▶ [What is needed]:
Within the data below, find the string "group" and return each line where it occurs.

^^^^^^^^^^^^^^^^

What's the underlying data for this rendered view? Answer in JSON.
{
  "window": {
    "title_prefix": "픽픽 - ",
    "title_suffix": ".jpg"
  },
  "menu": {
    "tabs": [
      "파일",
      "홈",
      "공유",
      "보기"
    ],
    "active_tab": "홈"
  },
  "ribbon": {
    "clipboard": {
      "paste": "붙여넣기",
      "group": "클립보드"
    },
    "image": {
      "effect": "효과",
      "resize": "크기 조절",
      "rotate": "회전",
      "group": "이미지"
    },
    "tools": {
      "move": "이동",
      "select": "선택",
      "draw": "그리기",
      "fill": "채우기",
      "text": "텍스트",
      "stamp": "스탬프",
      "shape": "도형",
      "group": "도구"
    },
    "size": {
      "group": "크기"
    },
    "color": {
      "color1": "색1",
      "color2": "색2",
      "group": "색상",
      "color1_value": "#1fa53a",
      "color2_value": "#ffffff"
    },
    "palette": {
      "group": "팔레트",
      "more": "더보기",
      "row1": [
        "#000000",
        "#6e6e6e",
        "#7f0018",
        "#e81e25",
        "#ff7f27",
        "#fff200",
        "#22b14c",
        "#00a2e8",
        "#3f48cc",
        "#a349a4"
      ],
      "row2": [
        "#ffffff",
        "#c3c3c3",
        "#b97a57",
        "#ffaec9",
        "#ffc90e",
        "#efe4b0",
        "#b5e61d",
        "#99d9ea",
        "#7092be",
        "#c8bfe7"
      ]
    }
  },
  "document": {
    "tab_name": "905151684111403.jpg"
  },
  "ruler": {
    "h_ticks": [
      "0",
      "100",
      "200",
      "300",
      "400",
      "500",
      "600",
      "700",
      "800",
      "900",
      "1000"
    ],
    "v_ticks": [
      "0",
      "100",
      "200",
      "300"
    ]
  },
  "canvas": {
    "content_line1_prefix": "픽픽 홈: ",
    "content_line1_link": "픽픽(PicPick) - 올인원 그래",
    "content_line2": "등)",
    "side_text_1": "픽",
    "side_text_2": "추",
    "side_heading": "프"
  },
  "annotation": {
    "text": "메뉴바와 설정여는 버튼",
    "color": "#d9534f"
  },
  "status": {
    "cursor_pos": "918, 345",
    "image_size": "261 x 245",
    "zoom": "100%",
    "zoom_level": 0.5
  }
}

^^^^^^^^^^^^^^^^

▶ [Output]:
      "group": "클립보드"
      "group": "이미지"
      "group": "도구"
      "group": "크기"
      "group": "색상",
      "group": "팔레트",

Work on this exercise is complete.